Pepy's Diary. 26 May 1662. Thence home, and to the Trinity House, Deptford [Map]; where the Brethren (who have been at Deptford, Kent [Map] choosing a new Maister; which is Sir J. Minnes (age 63), notwithstanding Sir W. Batten (age 61) did contend highly for it: at which I am not a little pleased, because of his proud lady) about three o'clock came hither, and so to dinner. I seated myself close by Mr. Prin (age 62), who, in discourse with me, fell upon what records he hath of the lust and wicked lives of the nuns heretofore in England, and showed me out of his pocket one wherein thirty nuns for their lust were ejected of their house, being not fit to live there, and by the Pope's command to be put, however, into other nunnerys. I could not stay to end dinner with them, but rose, and privately went out, and by water to my brother's, and thence to take my wife to the Redd Bull, where we saw "Doctor Faustus", but so wretchedly and poorly done, that we were sick of it, and the worse because by a former resolution it is to be the last play we are to see till Michaelmas.

Pepy's Diary. 30 Oct 1662. And as to his own taking of too large fees or rewards for places that he had sold, he will prove that he was directed to it by Sir George (age 52) himself among others. And yet he did not deny Sir G. Carteret (age 52) his due, in saying that he is a man that do take the most pains, and gives himself the most to do business of any man about the Court, without any desire of pleasure or divertisements; which is very true. But which pleased me mightily, he said in these words, that he was resolved, whatever it cost him, to make an experiment, and see whether it was possible for a man to keep himself up in Court by dealing plainly and walking uprightly, with any private game a playing: in the doing whereof, if his ground do slip from under him, he will be contented; but he is resolved to try, and never to baulke taking notice of any thing that is to the King's prejudice, let it fall where it will; which is a most brave resolucion. He was very free with me; and by my troth, I do see more reall worth in him than in most men that I do know. I would not forget two passages of Sir J. Minnes's (age 63) at yesterday's dinner. The one, that to the question how it comes to pass that there are no boars seen in London, but many sows and pigs; it was answered, that the constable gets them a-nights. The other, Thos. Killigrew's way of getting to see plays when he was a boy.

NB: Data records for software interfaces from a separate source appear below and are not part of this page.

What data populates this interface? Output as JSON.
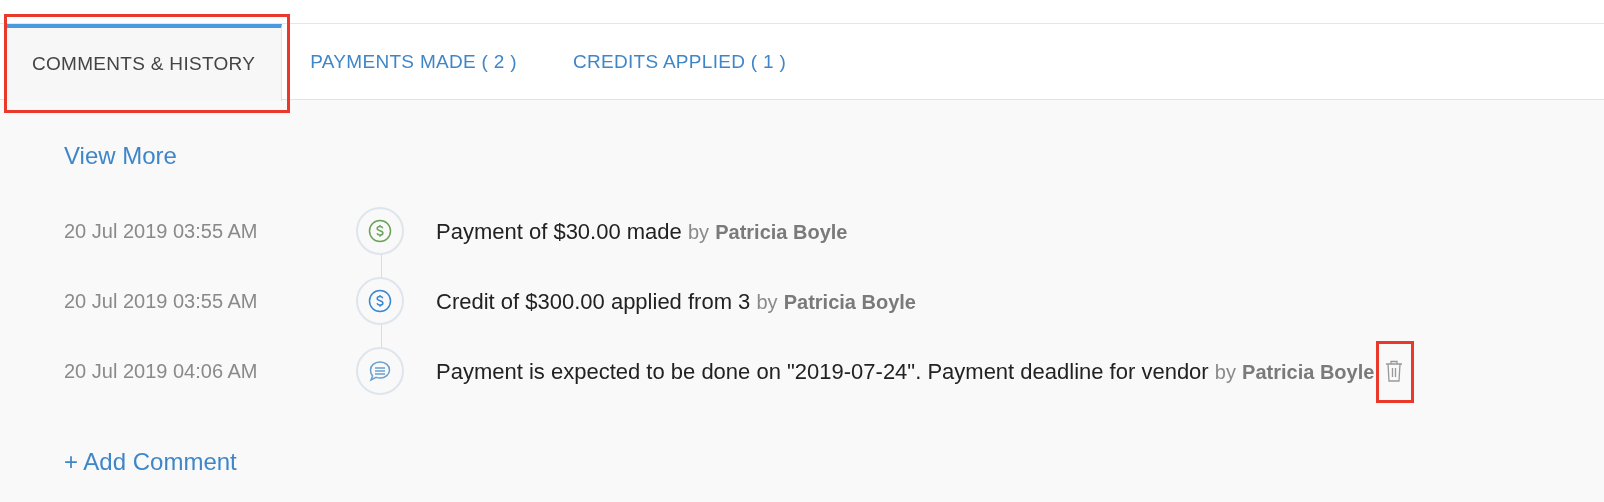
{
  "tabs": [
    {
      "label": "COMMENTS & HISTORY",
      "selected": true,
      "highlighted": true
    },
    {
      "label": "PAYMENTS MADE ( 2 )",
      "selected": false,
      "highlighted": false
    },
    {
      "label": "CREDITS APPLIED ( 1 )",
      "selected": false,
      "highlighted": false
    }
  ],
  "view_more": "View More",
  "history": [
    {
      "time": "20 Jul 2019 03:55 AM",
      "kind": "payment",
      "text": "Payment of $30.00 made",
      "by": "by",
      "author": "Patricia Boyle",
      "deletable": false
    },
    {
      "time": "20 Jul 2019 03:55 AM",
      "kind": "credit",
      "text": "Credit of $300.00 applied from 3",
      "by": "by",
      "author": "Patricia Boyle",
      "deletable": false
    },
    {
      "time": "20 Jul 2019 04:06 AM",
      "kind": "comment",
      "text": "Payment is expected to be done on \"2019-07-24\". Payment deadline for vendor",
      "by": "by",
      "author": "Patricia Boyle",
      "deletable": true,
      "highlighted": true
    }
  ],
  "add_comment": "+ Add Comment"
}
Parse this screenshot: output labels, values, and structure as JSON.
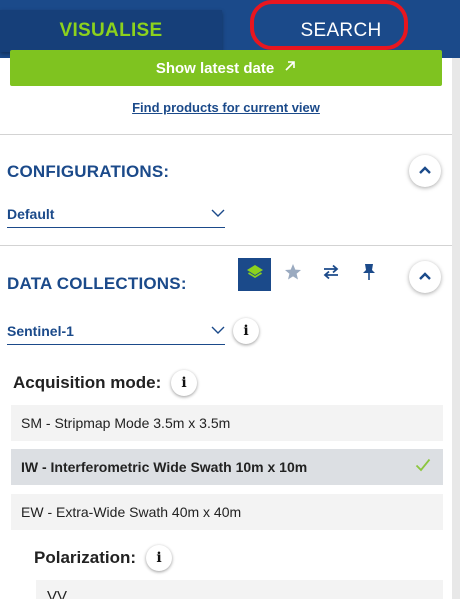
{
  "tabs": {
    "visualise": "VISUALISE",
    "search": "SEARCH"
  },
  "actions": {
    "show_latest_label": "Show latest date",
    "show_latest_icon": "arrow-up-right-icon",
    "find_products_label": "Find products for current view"
  },
  "configurations": {
    "title": "CONFIGURATIONS:",
    "selected": "Default"
  },
  "data_collections": {
    "title": "DATA COLLECTIONS:",
    "toolbar_icons": [
      "layers-icon",
      "star-icon",
      "swap-icon",
      "pin-icon"
    ],
    "selected": "Sentinel-1"
  },
  "acquisition_mode": {
    "label": "Acquisition mode:",
    "options": [
      {
        "label": "SM - Stripmap Mode 3.5m x 3.5m",
        "selected": false
      },
      {
        "label": "IW - Interferometric Wide Swath 10m x 10m",
        "selected": true
      },
      {
        "label": "EW - Extra-Wide Swath 40m x 40m",
        "selected": false
      }
    ]
  },
  "polarization": {
    "label": "Polarization:",
    "options": [
      "VV"
    ]
  },
  "colors": {
    "primary": "#1b4a8a",
    "accent_green": "#7fc320",
    "annotation_red": "#e8161f"
  }
}
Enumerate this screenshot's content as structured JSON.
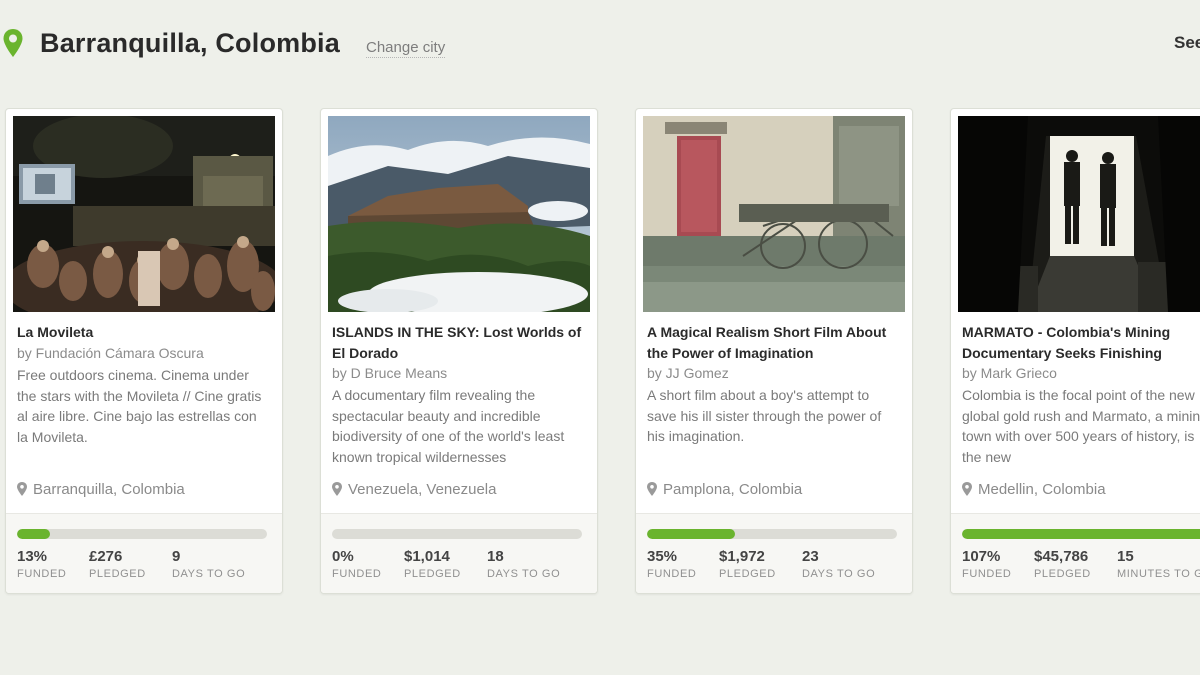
{
  "header": {
    "city": "Barranquilla, Colombia",
    "change_city": "Change city",
    "see_all": "See"
  },
  "colors": {
    "accent": "#6ab42e",
    "pin": "#6ab42e"
  },
  "cards": [
    {
      "title": "La Movileta",
      "creator": "by Fundación Cámara Oscura",
      "blurb": "Free outdoors cinema. Cinema under the stars with the Movileta // Cine gratis al aire libre. Cine bajo las estrellas con la Movileta.",
      "location": "Barranquilla, Colombia",
      "progress": 0.13,
      "stats": [
        {
          "value": "13%",
          "label": "FUNDED"
        },
        {
          "value": "£276",
          "label": "PLEDGED"
        },
        {
          "value": "9",
          "label": "DAYS TO GO"
        }
      ]
    },
    {
      "title": "ISLANDS IN THE SKY: Lost Worlds of El Dorado",
      "creator": "by D Bruce Means",
      "blurb": "A documentary film revealing the spectacular beauty and incredible biodiversity of one of the world's least known tropical wildernesses",
      "location": "Venezuela, Venezuela",
      "progress": 0.0,
      "stats": [
        {
          "value": "0%",
          "label": "FUNDED"
        },
        {
          "value": "$1,014",
          "label": "PLEDGED"
        },
        {
          "value": "18",
          "label": "DAYS TO GO"
        }
      ]
    },
    {
      "title": "A Magical Realism Short Film About the Power of Imagination",
      "creator": "by JJ Gomez",
      "blurb": "A short film about a boy's attempt to save his ill sister through the power of his imagination.",
      "location": "Pamplona, Colombia",
      "progress": 0.35,
      "stats": [
        {
          "value": "35%",
          "label": "FUNDED"
        },
        {
          "value": "$1,972",
          "label": "PLEDGED"
        },
        {
          "value": "23",
          "label": "DAYS TO GO"
        }
      ]
    },
    {
      "title": "MARMATO - Colombia's Mining Documentary Seeks Finishing",
      "creator": "by Mark Grieco",
      "blurb": "Colombia is the focal point of the new global gold rush and Marmato, a mining town with over 500 years of history, is the new",
      "location": "Medellin, Colombia",
      "progress": 1.0,
      "stats": [
        {
          "value": "107%",
          "label": "FUNDED"
        },
        {
          "value": "$45,786",
          "label": "PLEDGED"
        },
        {
          "value": "15",
          "label": "MINUTES TO GO"
        }
      ]
    }
  ]
}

He would go to the Red Bull, and when the man cried to the boys, "Who will go and be a devil, and he shall see the play for nothing?" then would he go in, and be a devil upon the stage, and so get to see plays.

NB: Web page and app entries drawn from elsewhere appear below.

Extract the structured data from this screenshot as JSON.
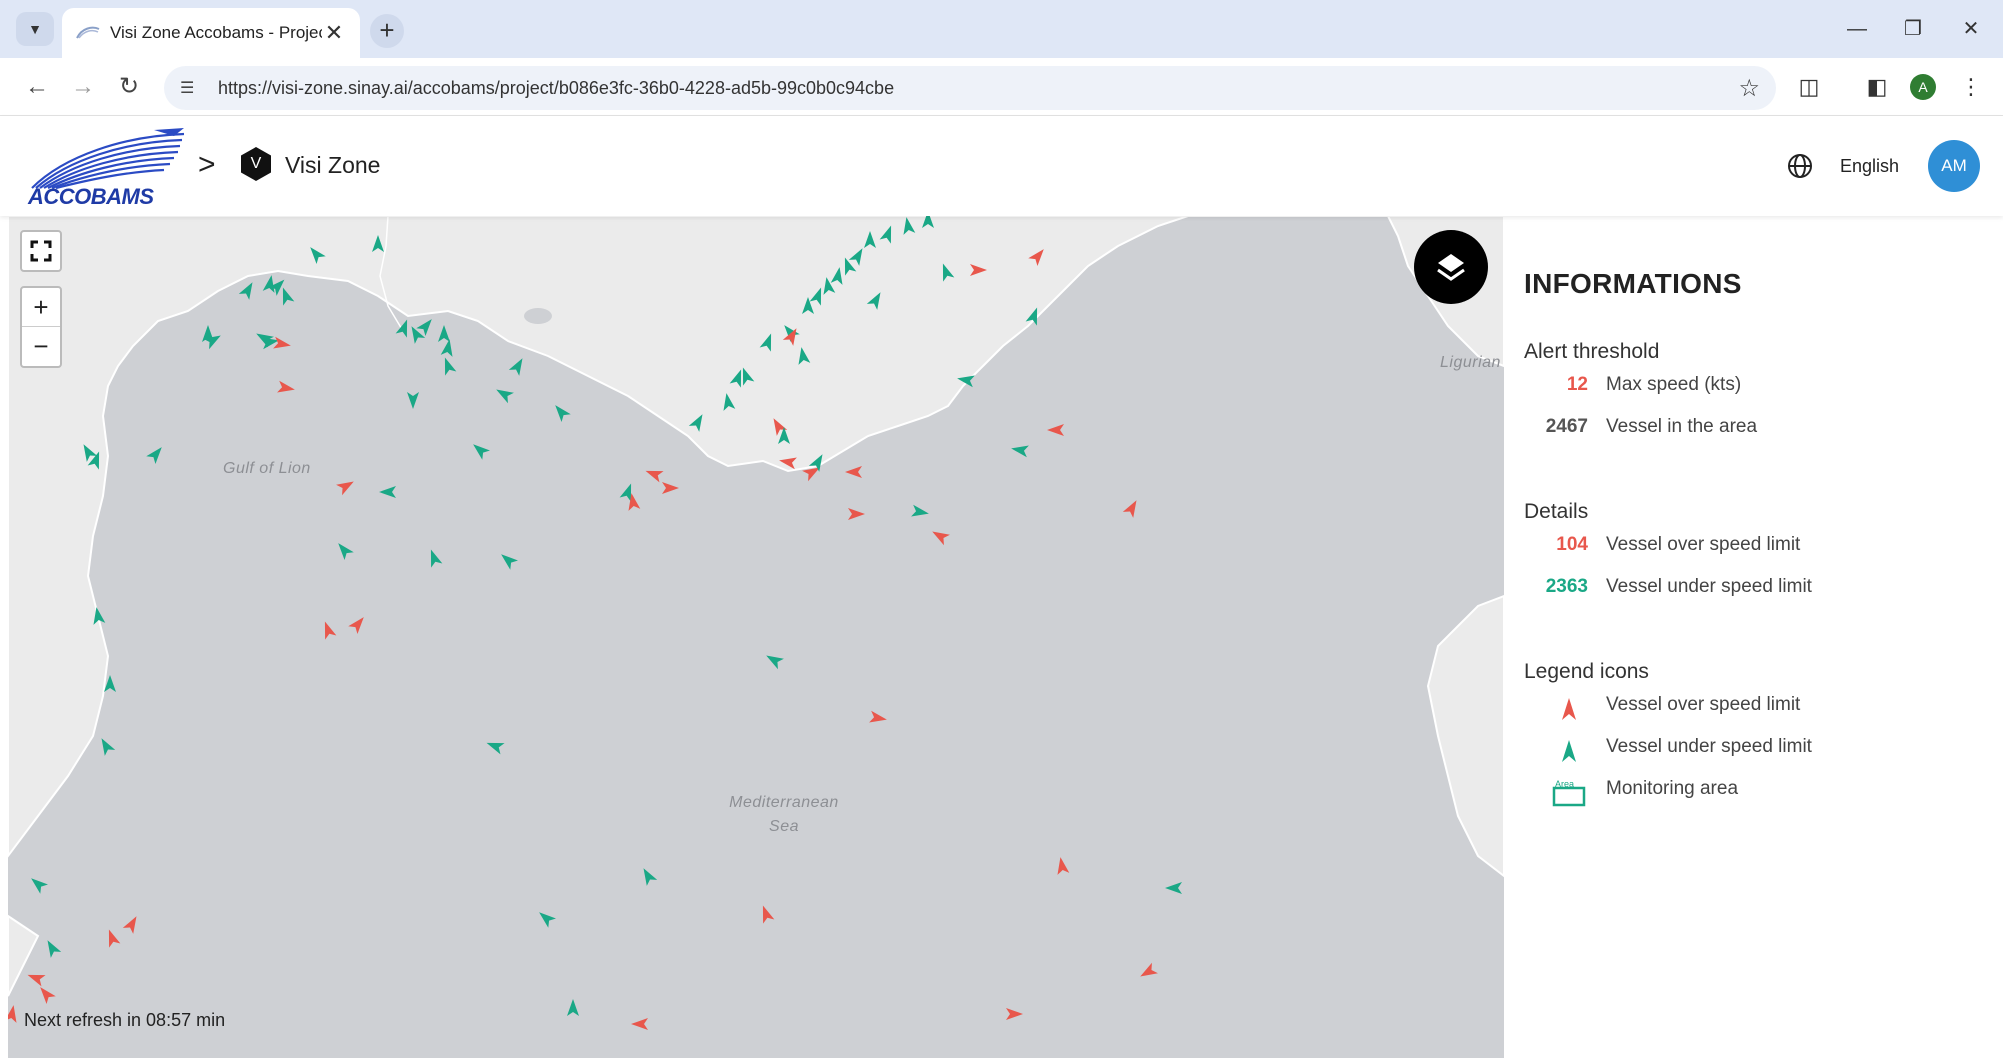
{
  "browser": {
    "tab_title": "Visi Zone Accobams - Project",
    "tab_close": "✕",
    "new_tab": "+",
    "url": "https://visi-zone.sinay.ai/accobams/project/b086e3fc-36b0-4228-ad5b-99c0b0c94cbe",
    "profile_initial": "A",
    "window_controls": {
      "minimize": "—",
      "restore": "❐",
      "close": "✕"
    }
  },
  "header": {
    "logo_text": "ACCOBAMS",
    "breadcrumb_separator": ">",
    "project_initial": "V",
    "project_name": "Visi Zone",
    "language": "English",
    "user_initials": "AM"
  },
  "map": {
    "labels": {
      "gulf": "Gulf of Lion",
      "sea_line1": "Mediterranean",
      "sea_line2": "Sea",
      "ligurian": "Ligurian"
    },
    "zoom_in": "+",
    "zoom_out": "−",
    "refresh_text": "Next refresh in 08:57 min"
  },
  "panel": {
    "title": "INFORMATIONS",
    "alert_threshold": {
      "heading": "Alert threshold",
      "max_speed_value": "12",
      "max_speed_label": "Max speed (kts)",
      "vessels_value": "2467",
      "vessels_label": "Vessel in the area"
    },
    "details": {
      "heading": "Details",
      "over_value": "104",
      "over_label": "Vessel over speed limit",
      "under_value": "2363",
      "under_label": "Vessel under speed limit"
    },
    "legend": {
      "heading": "Legend icons",
      "over_label": "Vessel over speed limit",
      "under_label": "Vessel under speed limit",
      "area_label": "Monitoring area",
      "area_icon_text": "Area"
    }
  },
  "colors": {
    "over_speed": "#e8574c",
    "under_speed": "#1aa886",
    "accent": "#2f8fd6"
  }
}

Pepy's Diary. 25 Apr 1664. Thence to Islington [Map], and so to St. John's to the Red Bull, and there: saw the latter part of a rude prize fought, but with good pleasure enough; and thence back to Islington, and at the King's Head, where Pitts lived, we 'light and eat and drunk for remembrance of the old house sake, and so through Kingsland again, and so to Bishopsgate, and so home with great pleasure. The country mighty pleasant, and we with great content home, and after supper to bed, only a little troubled at the young ladies leaving my wife so to-day, and from some passages fearing my Lady might be offended. But I hope the best.

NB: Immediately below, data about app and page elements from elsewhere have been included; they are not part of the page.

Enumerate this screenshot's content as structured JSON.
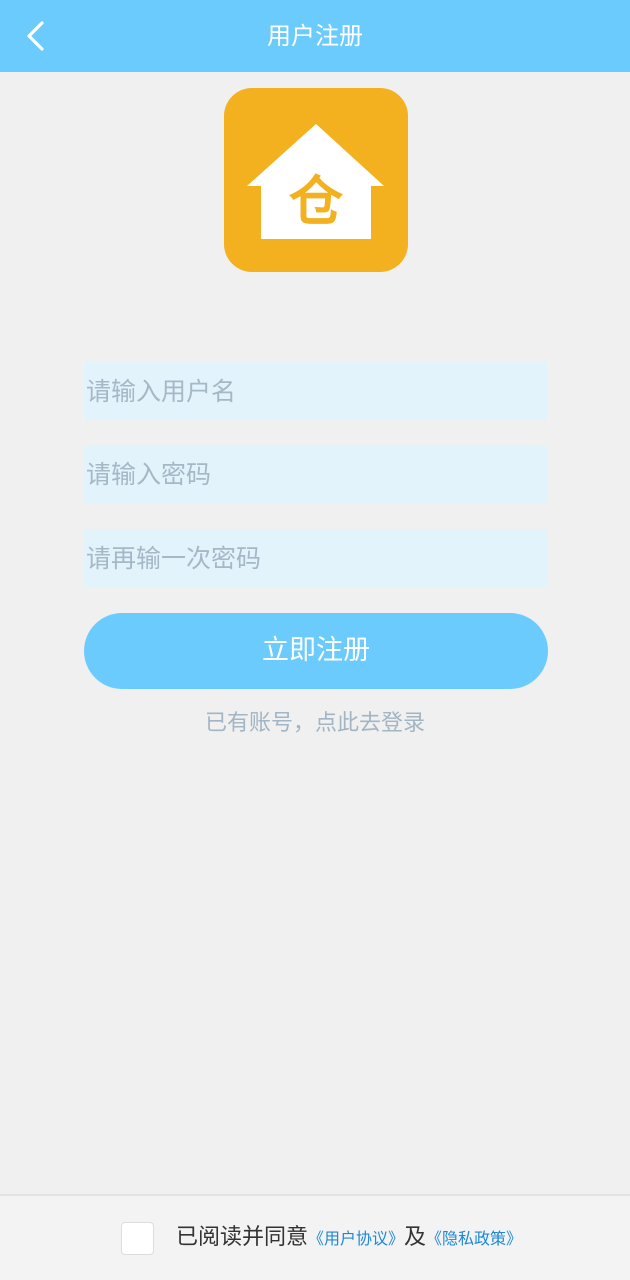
{
  "header": {
    "title": "用户注册",
    "back_icon": "chevron-left-icon"
  },
  "logo": {
    "glyph": "仓",
    "icon": "house-logo-icon",
    "tile_color": "#f3b11f",
    "glyph_color": "#f3b11f"
  },
  "form": {
    "username_placeholder": "请输入用户名",
    "password_placeholder": "请输入密码",
    "confirm_password_placeholder": "请再输一次密码",
    "username_value": "",
    "password_value": "",
    "confirm_password_value": "",
    "register_label": "立即注册",
    "login_link": "已有账号，点此去登录"
  },
  "footer": {
    "agree_text": "已阅读并同意",
    "user_agreement_link": "《用户协议》",
    "and_text": "及",
    "privacy_policy_link": "《隐私政策》",
    "checked": false
  },
  "colors": {
    "header_bg": "#6ccbfd",
    "field_bg": "#e2f3fc",
    "button_bg": "#6ccbfd",
    "link": "#1e88d6",
    "page_bg": "#f0f0f0"
  }
}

Europe, British Isles, England, Home Counties, Middlesex, Clerkenwell, St Mark's Church

On 04 Apr 1678 John Godolphin (age 60) died at Fleet Street [Map]. He was buried at St Mark's Church, Clerkenwell.